►

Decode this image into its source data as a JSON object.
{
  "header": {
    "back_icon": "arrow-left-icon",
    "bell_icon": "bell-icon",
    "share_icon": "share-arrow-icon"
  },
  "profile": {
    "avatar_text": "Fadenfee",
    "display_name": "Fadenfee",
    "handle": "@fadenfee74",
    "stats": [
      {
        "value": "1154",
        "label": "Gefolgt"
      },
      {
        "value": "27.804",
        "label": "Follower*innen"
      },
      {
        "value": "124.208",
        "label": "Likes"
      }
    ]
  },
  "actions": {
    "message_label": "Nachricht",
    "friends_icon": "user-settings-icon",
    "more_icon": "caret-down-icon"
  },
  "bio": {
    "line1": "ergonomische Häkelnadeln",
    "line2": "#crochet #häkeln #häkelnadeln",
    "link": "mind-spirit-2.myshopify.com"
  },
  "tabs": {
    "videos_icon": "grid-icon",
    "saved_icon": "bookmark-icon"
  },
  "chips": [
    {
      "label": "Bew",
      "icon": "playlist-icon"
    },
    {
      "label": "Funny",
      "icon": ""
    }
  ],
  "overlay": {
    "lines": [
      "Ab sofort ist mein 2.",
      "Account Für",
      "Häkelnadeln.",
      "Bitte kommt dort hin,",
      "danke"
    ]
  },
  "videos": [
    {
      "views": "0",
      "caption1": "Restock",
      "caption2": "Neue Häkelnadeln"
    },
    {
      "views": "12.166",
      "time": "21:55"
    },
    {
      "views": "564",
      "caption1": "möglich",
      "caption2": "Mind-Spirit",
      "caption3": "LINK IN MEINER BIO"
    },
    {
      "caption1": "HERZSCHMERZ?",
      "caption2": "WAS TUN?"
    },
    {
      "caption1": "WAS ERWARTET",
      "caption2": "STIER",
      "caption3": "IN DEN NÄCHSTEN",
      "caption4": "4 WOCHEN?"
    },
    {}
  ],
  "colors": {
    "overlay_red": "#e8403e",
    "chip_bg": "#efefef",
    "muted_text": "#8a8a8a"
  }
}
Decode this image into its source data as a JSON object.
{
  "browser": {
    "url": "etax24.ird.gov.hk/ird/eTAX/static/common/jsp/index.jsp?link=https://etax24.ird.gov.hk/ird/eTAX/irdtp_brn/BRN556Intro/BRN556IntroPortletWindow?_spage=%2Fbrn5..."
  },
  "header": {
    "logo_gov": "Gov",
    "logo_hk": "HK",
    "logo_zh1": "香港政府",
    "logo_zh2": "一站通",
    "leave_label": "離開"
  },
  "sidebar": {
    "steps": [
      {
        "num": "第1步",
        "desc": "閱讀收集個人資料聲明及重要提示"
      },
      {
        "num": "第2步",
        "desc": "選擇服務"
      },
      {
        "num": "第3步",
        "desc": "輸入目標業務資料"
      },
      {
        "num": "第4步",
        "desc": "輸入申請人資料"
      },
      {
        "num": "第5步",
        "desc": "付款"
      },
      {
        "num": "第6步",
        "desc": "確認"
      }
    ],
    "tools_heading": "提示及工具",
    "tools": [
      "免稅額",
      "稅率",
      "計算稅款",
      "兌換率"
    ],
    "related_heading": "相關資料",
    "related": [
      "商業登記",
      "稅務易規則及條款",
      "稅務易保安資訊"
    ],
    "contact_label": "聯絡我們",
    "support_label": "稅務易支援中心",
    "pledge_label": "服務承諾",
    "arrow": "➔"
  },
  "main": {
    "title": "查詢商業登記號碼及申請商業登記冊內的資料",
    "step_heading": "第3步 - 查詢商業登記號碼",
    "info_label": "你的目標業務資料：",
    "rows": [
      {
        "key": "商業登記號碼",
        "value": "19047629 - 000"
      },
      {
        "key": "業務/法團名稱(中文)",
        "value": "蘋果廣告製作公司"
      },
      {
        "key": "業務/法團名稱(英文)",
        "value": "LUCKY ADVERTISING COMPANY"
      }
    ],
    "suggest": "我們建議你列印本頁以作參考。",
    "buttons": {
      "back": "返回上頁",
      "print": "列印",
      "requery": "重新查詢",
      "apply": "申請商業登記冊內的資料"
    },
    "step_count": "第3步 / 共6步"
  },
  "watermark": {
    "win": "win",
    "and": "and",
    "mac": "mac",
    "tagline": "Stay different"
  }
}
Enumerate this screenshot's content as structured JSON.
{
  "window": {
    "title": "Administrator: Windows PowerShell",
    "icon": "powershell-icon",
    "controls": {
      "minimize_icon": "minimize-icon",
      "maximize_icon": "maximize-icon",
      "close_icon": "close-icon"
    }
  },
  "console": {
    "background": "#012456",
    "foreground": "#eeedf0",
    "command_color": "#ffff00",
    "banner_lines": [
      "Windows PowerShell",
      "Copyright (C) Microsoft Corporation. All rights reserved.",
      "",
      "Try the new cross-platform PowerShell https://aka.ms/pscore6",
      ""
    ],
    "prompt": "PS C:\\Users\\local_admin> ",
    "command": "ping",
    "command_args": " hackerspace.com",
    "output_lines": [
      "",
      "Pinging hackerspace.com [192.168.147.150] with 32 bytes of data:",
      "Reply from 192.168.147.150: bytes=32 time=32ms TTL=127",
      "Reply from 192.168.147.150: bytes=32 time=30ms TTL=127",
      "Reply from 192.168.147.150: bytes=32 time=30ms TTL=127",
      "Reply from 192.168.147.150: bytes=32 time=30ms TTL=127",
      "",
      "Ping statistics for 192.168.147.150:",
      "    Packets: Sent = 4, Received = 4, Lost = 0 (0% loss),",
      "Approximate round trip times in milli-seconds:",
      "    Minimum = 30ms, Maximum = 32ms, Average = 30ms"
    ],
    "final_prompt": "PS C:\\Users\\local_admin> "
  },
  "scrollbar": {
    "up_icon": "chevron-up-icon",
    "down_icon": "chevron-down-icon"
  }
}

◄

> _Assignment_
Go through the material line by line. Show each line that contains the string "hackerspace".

> _Expected answer_
    "command_args": " hackerspace.com",
      "Pinging hackerspace.com [192.168.147.150] with 32 bytes of data:",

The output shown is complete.